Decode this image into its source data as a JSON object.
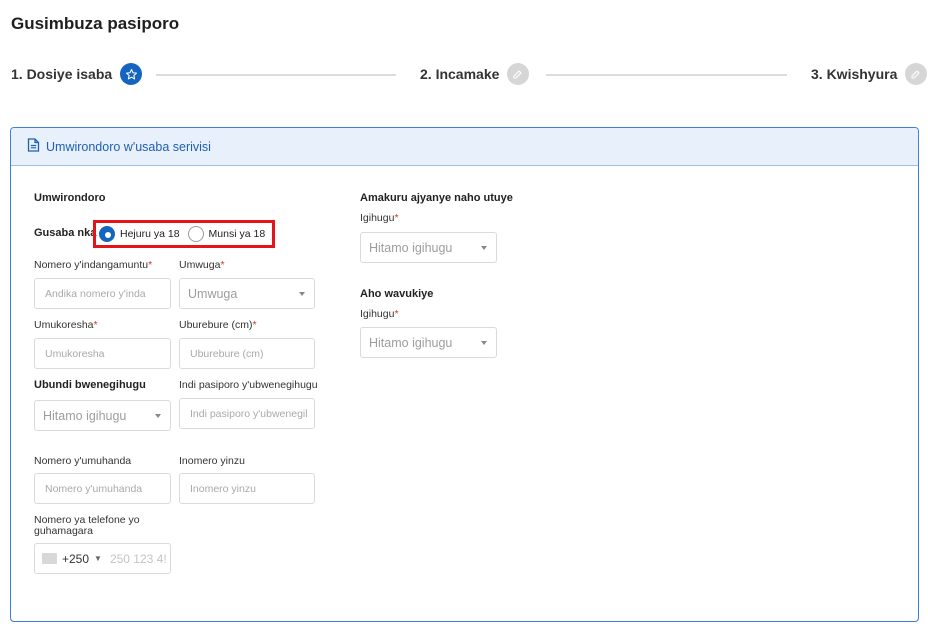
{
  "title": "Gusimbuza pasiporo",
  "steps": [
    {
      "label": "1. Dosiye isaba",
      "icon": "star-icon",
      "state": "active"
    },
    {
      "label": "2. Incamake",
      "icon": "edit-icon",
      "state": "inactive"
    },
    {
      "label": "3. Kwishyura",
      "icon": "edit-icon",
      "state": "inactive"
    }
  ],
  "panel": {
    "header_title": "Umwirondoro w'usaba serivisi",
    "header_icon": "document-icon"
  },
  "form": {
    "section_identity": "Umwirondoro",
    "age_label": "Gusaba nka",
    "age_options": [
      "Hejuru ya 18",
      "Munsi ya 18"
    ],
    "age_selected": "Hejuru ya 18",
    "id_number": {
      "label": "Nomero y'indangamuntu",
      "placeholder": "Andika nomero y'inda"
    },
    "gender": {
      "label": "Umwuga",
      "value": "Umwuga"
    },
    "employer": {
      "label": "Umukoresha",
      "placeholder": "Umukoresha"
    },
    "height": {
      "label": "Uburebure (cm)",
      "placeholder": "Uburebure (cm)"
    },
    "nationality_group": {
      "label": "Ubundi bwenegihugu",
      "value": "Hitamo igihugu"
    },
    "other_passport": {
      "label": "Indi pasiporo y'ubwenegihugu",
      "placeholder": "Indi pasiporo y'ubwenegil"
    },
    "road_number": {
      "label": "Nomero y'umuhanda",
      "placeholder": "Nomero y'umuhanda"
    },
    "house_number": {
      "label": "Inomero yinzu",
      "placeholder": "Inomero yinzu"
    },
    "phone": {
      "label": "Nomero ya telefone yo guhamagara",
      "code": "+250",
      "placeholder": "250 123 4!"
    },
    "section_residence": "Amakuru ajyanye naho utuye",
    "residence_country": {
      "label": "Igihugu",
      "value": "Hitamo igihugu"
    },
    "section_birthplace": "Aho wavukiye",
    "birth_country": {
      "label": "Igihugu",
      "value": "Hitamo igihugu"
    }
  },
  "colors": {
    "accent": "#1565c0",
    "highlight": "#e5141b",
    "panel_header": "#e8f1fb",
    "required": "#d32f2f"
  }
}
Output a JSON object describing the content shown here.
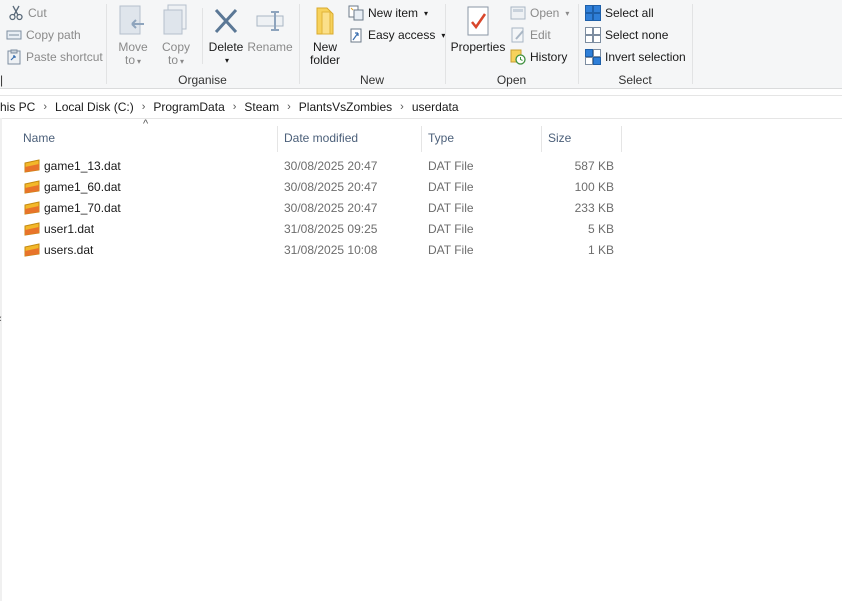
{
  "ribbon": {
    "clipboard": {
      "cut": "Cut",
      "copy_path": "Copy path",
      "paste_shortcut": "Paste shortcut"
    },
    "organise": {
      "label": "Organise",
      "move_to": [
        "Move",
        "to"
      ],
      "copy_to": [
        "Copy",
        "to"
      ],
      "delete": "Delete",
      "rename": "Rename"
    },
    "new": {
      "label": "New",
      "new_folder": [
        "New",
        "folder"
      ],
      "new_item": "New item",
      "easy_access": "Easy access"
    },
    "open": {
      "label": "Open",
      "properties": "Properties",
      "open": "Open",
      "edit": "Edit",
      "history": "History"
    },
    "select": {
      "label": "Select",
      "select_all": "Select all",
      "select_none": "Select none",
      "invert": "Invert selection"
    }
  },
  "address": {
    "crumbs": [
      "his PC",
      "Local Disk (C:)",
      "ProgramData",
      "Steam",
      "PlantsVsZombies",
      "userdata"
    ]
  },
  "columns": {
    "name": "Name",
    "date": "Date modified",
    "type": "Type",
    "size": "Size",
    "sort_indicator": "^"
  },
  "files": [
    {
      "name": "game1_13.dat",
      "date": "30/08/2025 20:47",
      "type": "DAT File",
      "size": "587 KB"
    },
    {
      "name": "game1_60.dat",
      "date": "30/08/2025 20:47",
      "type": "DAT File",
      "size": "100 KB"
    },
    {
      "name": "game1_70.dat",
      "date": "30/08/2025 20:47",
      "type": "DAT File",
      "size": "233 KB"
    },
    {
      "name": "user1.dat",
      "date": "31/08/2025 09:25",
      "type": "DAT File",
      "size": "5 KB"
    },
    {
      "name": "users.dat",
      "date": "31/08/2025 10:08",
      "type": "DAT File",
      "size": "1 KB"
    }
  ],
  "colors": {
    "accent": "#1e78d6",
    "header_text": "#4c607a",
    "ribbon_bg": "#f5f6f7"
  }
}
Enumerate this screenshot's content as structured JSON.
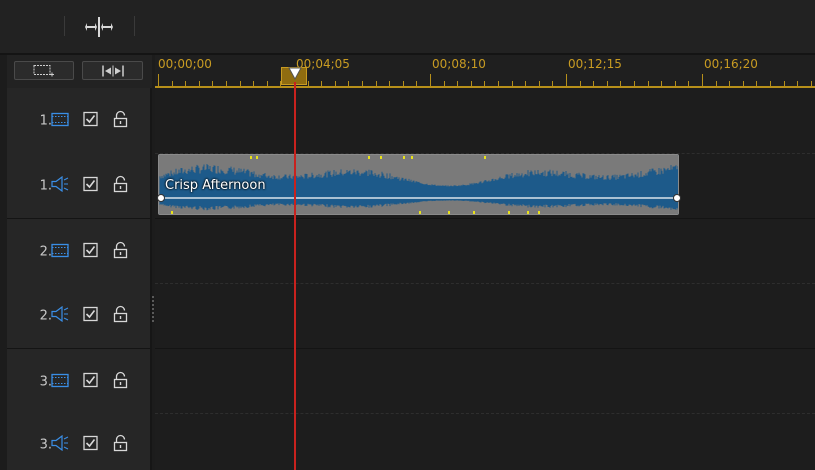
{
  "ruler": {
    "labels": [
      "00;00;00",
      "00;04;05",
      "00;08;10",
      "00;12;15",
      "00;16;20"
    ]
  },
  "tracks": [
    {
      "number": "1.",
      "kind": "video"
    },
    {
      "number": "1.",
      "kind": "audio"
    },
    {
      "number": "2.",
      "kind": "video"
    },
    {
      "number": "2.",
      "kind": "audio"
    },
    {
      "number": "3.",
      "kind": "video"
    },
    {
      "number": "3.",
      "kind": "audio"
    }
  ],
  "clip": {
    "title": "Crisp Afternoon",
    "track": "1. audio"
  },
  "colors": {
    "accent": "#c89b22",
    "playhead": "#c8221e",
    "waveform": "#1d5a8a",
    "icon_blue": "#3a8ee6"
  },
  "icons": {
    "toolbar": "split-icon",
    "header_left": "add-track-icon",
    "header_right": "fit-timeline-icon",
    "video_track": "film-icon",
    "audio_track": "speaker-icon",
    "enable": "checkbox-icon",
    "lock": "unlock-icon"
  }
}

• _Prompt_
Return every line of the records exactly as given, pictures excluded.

• _Completed task_
Decode this image into its source data as a JSON object.
{
  "title": "Gusimbuza pasiporo",
  "steps": [
    {
      "label": "1. Dosiye isaba",
      "icon": "star-icon",
      "state": "active"
    },
    {
      "label": "2. Incamake",
      "icon": "edit-icon",
      "state": "inactive"
    },
    {
      "label": "3. Kwishyura",
      "icon": "edit-icon",
      "state": "inactive"
    }
  ],
  "panel": {
    "header_title": "Umwirondoro w'usaba serivisi",
    "header_icon": "document-icon"
  },
  "form": {
    "section_identity": "Umwirondoro",
    "age_label": "Gusaba nka",
    "age_options": [
      "Hejuru ya 18",
      "Munsi ya 18"
    ],
    "age_selected": "Hejuru ya 18",
    "id_number": {
      "label": "Nomero y'indangamuntu",
      "placeholder": "Andika nomero y'inda"
    },
    "gender": {
      "label": "Umwuga",
      "value": "Umwuga"
    },
    "employer": {
      "label": "Umukoresha",
      "placeholder": "Umukoresha"
    },
    "height": {
      "label": "Uburebure (cm)",
      "placeholder": "Uburebure (cm)"
    },
    "nationality_group": {
      "label": "Ubundi bwenegihugu",
      "value": "Hitamo igihugu"
    },
    "other_passport": {
      "label": "Indi pasiporo y'ubwenegihugu",
      "placeholder": "Indi pasiporo y'ubwenegil"
    },
    "road_number": {
      "label": "Nomero y'umuhanda",
      "placeholder": "Nomero y'umuhanda"
    },
    "house_number": {
      "label": "Inomero yinzu",
      "placeholder": "Inomero yinzu"
    },
    "phone": {
      "label": "Nomero ya telefone yo guhamagara",
      "code": "+250",
      "placeholder": "250 123 4!"
    },
    "section_residence": "Amakuru ajyanye naho utuye",
    "residence_country": {
      "label": "Igihugu",
      "value": "Hitamo igihugu"
    },
    "section_birthplace": "Aho wavukiye",
    "birth_country": {
      "label": "Igihugu",
      "value": "Hitamo igihugu"
    }
  },
  "colors": {
    "accent": "#1565c0",
    "highlight": "#e5141b",
    "panel_header": "#e8f1fb",
    "required": "#d32f2f"
  }
}
Output a JSON object describing the content shown here.
{
  "ribbon": {
    "clipboard": {
      "cut": "Cut",
      "copy_path": "Copy path",
      "paste_shortcut": "Paste shortcut"
    },
    "organise": {
      "label": "Organise",
      "move_to": [
        "Move",
        "to"
      ],
      "copy_to": [
        "Copy",
        "to"
      ],
      "delete": "Delete",
      "rename": "Rename"
    },
    "new": {
      "label": "New",
      "new_folder": [
        "New",
        "folder"
      ],
      "new_item": "New item",
      "easy_access": "Easy access"
    },
    "open": {
      "label": "Open",
      "properties": "Properties",
      "open": "Open",
      "edit": "Edit",
      "history": "History"
    },
    "select": {
      "label": "Select",
      "select_all": "Select all",
      "select_none": "Select none",
      "invert": "Invert selection"
    }
  },
  "address": {
    "crumbs": [
      "his PC",
      "Local Disk (C:)",
      "ProgramData",
      "Steam",
      "PlantsVsZombies",
      "userdata"
    ]
  },
  "columns": {
    "name": "Name",
    "date": "Date modified",
    "type": "Type",
    "size": "Size",
    "sort_indicator": "^"
  },
  "files": [
    {
      "name": "game1_13.dat",
      "date": "30/08/2025 20:47",
      "type": "DAT File",
      "size": "587 KB"
    },
    {
      "name": "game1_60.dat",
      "date": "30/08/2025 20:47",
      "type": "DAT File",
      "size": "100 KB"
    },
    {
      "name": "game1_70.dat",
      "date": "30/08/2025 20:47",
      "type": "DAT File",
      "size": "233 KB"
    },
    {
      "name": "user1.dat",
      "date": "31/08/2025 09:25",
      "type": "DAT File",
      "size": "5 KB"
    },
    {
      "name": "users.dat",
      "date": "31/08/2025 10:08",
      "type": "DAT File",
      "size": "1 KB"
    }
  ],
  "colors": {
    "accent": "#1e78d6",
    "header_text": "#4c607a",
    "ribbon_bg": "#f5f6f7"
  }
}
Enumerate this screenshot's content as structured JSON.
{
  "ruler": {
    "labels": [
      "00;00;00",
      "00;04;05",
      "00;08;10",
      "00;12;15",
      "00;16;20"
    ]
  },
  "tracks": [
    {
      "number": "1.",
      "kind": "video"
    },
    {
      "number": "1.",
      "kind": "audio"
    },
    {
      "number": "2.",
      "kind": "video"
    },
    {
      "number": "2.",
      "kind": "audio"
    },
    {
      "number": "3.",
      "kind": "video"
    },
    {
      "number": "3.",
      "kind": "audio"
    }
  ],
  "clip": {
    "title": "Crisp Afternoon",
    "track": "1. audio"
  },
  "colors": {
    "accent": "#c89b22",
    "playhead": "#c8221e",
    "waveform": "#1d5a8a",
    "icon_blue": "#3a8ee6"
  },
  "icons": {
    "toolbar": "split-icon",
    "header_left": "add-track-icon",
    "header_right": "fit-timeline-icon",
    "video_track": "film-icon",
    "audio_track": "speaker-icon",
    "enable": "checkbox-icon",
    "lock": "unlock-icon"
  }
}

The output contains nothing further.